What is the first thing that comes to mind when you hear the phrase “meal prep”? Chances are you are thinking about bland meals like chicken and rice or committing hours to prepare a week’s worth of meals. Despite the assumptions we may have about meal prepping, this practice can largely benefit students who may live on smaller budgets or are new to cooking. Whether you are interested in learning how to stretch your dollar or perfect a new dish, meal prepping may be of benefit to you.
What are the benefits of meal prepping?
Save time and money: By planning meals ahead of time, you can cut down on the amount of time you spend in the kitchen, as well as curb the temptation to order takeout. Meal prepping is perfect for days when you have back-to-back meetings or zoom lectures and can’t be bothered to cook full meals.
Reduce your food waste: We often buy food without planning meals ahead of time, this makes it more likely that fresh meat and produce will go bad. By planning meals ahead of time and shopping accordingly, we can reduce our food waste.
Quick access to healthy meals: University can prompt unhealthy eating habits like stress-eating and unplanned fasts. By preparing healthy meals that you can quickly grab from the fridge, it is easier to choose nourishing options over what is the most convenient.
What are the different types of meal prepping?
Many people assume that meal prepping means cooking full meals, but there are three different methods of meal prep that suit different needs and cooking abilities.
Batch cooking: Large meals like Lentil soup and Chili are perfect for cooking in a large batch and freezing later into single portions.
Individually portioned meals: Pre-portioned meals are helpful for people with busy schedules or who are always on the go.
Prepared Ingredients: You don’t have to make full meals to meal prep! Try preparing a few side dishes that you can use throughout the week and add to your meals like pre-cut veggies, roasted potatoes, or quinoa.
How to Start Meal Prepping:
Step 1: Choose a meal and method.
If you are new to meal prepping, choose a meal that you know you like and will want to eat a couple of times a week. Begin by making a shopping list of the ingredients you will need to make at least 3 portions. Although it may be tempting to make a week’s worth of the same meals, it’s easy to get bored of eating the same thing every day.

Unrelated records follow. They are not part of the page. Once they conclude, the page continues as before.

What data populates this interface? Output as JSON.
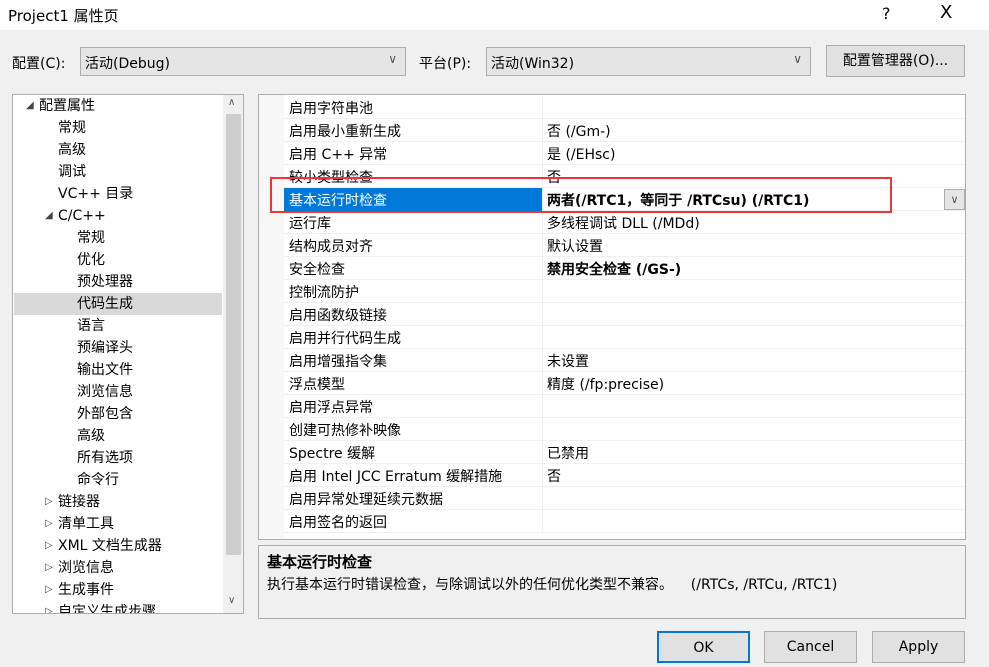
{
  "window": {
    "title": "Project1 属性页",
    "help": "?",
    "close": "X"
  },
  "toolbar": {
    "config_label": "配置(C):",
    "config_value": "活动(Debug)",
    "platform_label": "平台(P):",
    "platform_value": "活动(Win32)",
    "manager_button": "配置管理器(O)..."
  },
  "tree": {
    "items": [
      {
        "label": "配置属性",
        "level": 0,
        "expander": "expanded"
      },
      {
        "label": "常规",
        "level": 1
      },
      {
        "label": "高级",
        "level": 1
      },
      {
        "label": "调试",
        "level": 1
      },
      {
        "label": "VC++ 目录",
        "level": 1
      },
      {
        "label": "C/C++",
        "level": 1,
        "expander": "expanded"
      },
      {
        "label": "常规",
        "level": 2
      },
      {
        "label": "优化",
        "level": 2
      },
      {
        "label": "预处理器",
        "level": 2
      },
      {
        "label": "代码生成",
        "level": 2,
        "selected": true
      },
      {
        "label": "语言",
        "level": 2
      },
      {
        "label": "预编译头",
        "level": 2
      },
      {
        "label": "输出文件",
        "level": 2
      },
      {
        "label": "浏览信息",
        "level": 2
      },
      {
        "label": "外部包含",
        "level": 2
      },
      {
        "label": "高级",
        "level": 2
      },
      {
        "label": "所有选项",
        "level": 2
      },
      {
        "label": "命令行",
        "level": 2
      },
      {
        "label": "链接器",
        "level": 1,
        "expander": "collapsed"
      },
      {
        "label": "清单工具",
        "level": 1,
        "expander": "collapsed"
      },
      {
        "label": "XML 文档生成器",
        "level": 1,
        "expander": "collapsed"
      },
      {
        "label": "浏览信息",
        "level": 1,
        "expander": "collapsed"
      },
      {
        "label": "生成事件",
        "level": 1,
        "expander": "collapsed"
      },
      {
        "label": "自定义生成步骤",
        "level": 1,
        "expander": "collapsed"
      }
    ]
  },
  "grid": {
    "rows": [
      {
        "name": "启用字符串池",
        "value": ""
      },
      {
        "name": "启用最小重新生成",
        "value": "否 (/Gm-)"
      },
      {
        "name": "启用 C++ 异常",
        "value": "是 (/EHsc)"
      },
      {
        "name": "较小类型检查",
        "value": "否"
      },
      {
        "name": "基本运行时检查",
        "value": "两者(/RTC1，等同于 /RTCsu) (/RTC1)",
        "bold": true,
        "selected": true
      },
      {
        "name": "运行库",
        "value": "多线程调试 DLL (/MDd)"
      },
      {
        "name": "结构成员对齐",
        "value": "默认设置"
      },
      {
        "name": "安全检查",
        "value": "禁用安全检查 (/GS-)",
        "bold": true
      },
      {
        "name": "控制流防护",
        "value": ""
      },
      {
        "name": "启用函数级链接",
        "value": ""
      },
      {
        "name": "启用并行代码生成",
        "value": ""
      },
      {
        "name": "启用增强指令集",
        "value": "未设置"
      },
      {
        "name": "浮点模型",
        "value": "精度 (/fp:precise)"
      },
      {
        "name": "启用浮点异常",
        "value": ""
      },
      {
        "name": "创建可热修补映像",
        "value": ""
      },
      {
        "name": "Spectre 缓解",
        "value": "已禁用"
      },
      {
        "name": "启用 Intel JCC Erratum 缓解措施",
        "value": "否"
      },
      {
        "name": "启用异常处理延续元数据",
        "value": ""
      },
      {
        "name": "启用签名的返回",
        "value": ""
      }
    ]
  },
  "description": {
    "title": "基本运行时检查",
    "text": "执行基本运行时错误检查，与除调试以外的任何优化类型不兼容。    (/RTCs, /RTCu, /RTC1)"
  },
  "buttons": {
    "ok": "OK",
    "cancel": "Cancel",
    "apply": "Apply"
  },
  "colors": {
    "selection": "#0078d7",
    "highlight_box": "#e8363a"
  }
}
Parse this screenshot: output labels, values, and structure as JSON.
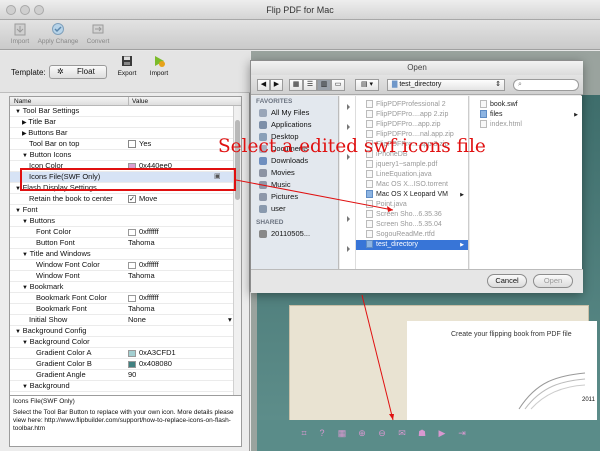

If you are preparing ingredients that you can eat throughout the week, consider dishes like roasted potatoes, sautéed veggies, and granola bars that could be eaten for breakfast, lunch, dinner or as a snack.
Consider foods that stay well in the fridge when planning your meals. Stick to cooked grains, beans, meat, hearty vegetables, and whole fruit. You may want to stay away from ingredients that get soggy after time like cut fruit and crunchy, fried foods like fried fish.
Step 2 & 3: Prepping, cooking and storage
Set time aside to prepare your food. People often dedicate Sundays to meal prep before the start of the week. Once your meals are prepared, store them in the fridge or freezer. Refrigerated meals will typically last between 2-5 days, where frozen food will stay good for 3-4 months.
Aside from making meals more convenient, meal prepping may help you achieve some goals you may have set for yourself whether it be eating more routinely, reducing the amount of money you spend on takeout, or simply spending more time in the kitchen. Check out the list below for meal prep dishes and sides that are perfect for any student budget! Happy prepping!
Individually portioned meals:
By: Rachel Lieske